Task requirements >> Print what the records say exactly, and omit the pictures.

Dataset rows for apps and sites:

Segment Open

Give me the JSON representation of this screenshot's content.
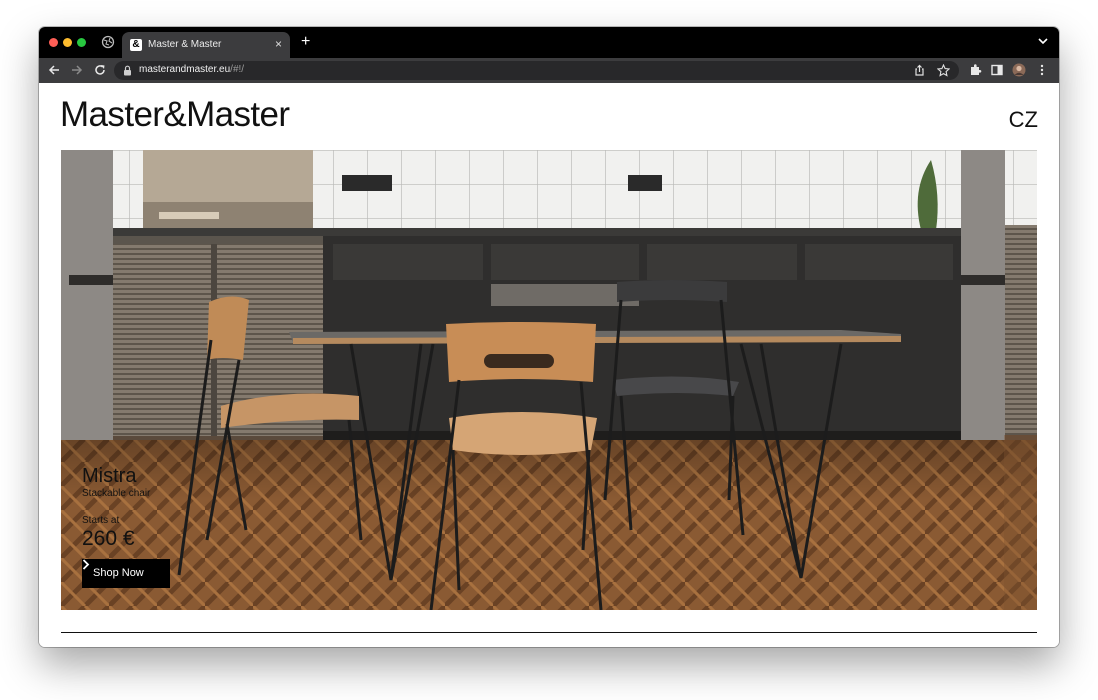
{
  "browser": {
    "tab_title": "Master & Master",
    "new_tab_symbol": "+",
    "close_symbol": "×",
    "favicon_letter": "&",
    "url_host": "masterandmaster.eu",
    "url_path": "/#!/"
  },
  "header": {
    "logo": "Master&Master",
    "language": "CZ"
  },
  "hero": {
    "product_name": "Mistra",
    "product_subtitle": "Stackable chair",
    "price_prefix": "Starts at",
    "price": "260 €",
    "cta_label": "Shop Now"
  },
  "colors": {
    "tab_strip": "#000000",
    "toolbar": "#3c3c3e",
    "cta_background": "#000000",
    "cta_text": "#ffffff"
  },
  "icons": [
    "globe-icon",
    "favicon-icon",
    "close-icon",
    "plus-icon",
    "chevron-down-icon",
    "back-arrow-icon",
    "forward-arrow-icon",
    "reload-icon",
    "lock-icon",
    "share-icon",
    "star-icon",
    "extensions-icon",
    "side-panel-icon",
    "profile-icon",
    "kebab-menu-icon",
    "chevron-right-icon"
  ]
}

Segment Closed

Written answer >>
Give me the JSON representation of this screenshot's content.
{
  "browser": {
    "tab_title": "Master & Master",
    "new_tab_symbol": "+",
    "close_symbol": "×",
    "favicon_letter": "&",
    "url_host": "masterandmaster.eu",
    "url_path": "/#!/"
  },
  "header": {
    "logo": "Master&Master",
    "language": "CZ"
  },
  "hero": {
    "product_name": "Mistra",
    "product_subtitle": "Stackable chair",
    "price_prefix": "Starts at",
    "price": "260 €",
    "cta_label": "Shop Now"
  },
  "colors": {
    "tab_strip": "#000000",
    "toolbar": "#3c3c3e",
    "cta_background": "#000000",
    "cta_text": "#ffffff"
  },
  "icons": [
    "globe-icon",
    "favicon-icon",
    "close-icon",
    "plus-icon",
    "chevron-down-icon",
    "back-arrow-icon",
    "forward-arrow-icon",
    "reload-icon",
    "lock-icon",
    "share-icon",
    "star-icon",
    "extensions-icon",
    "side-panel-icon",
    "profile-icon",
    "kebab-menu-icon",
    "chevron-right-icon"
  ]
}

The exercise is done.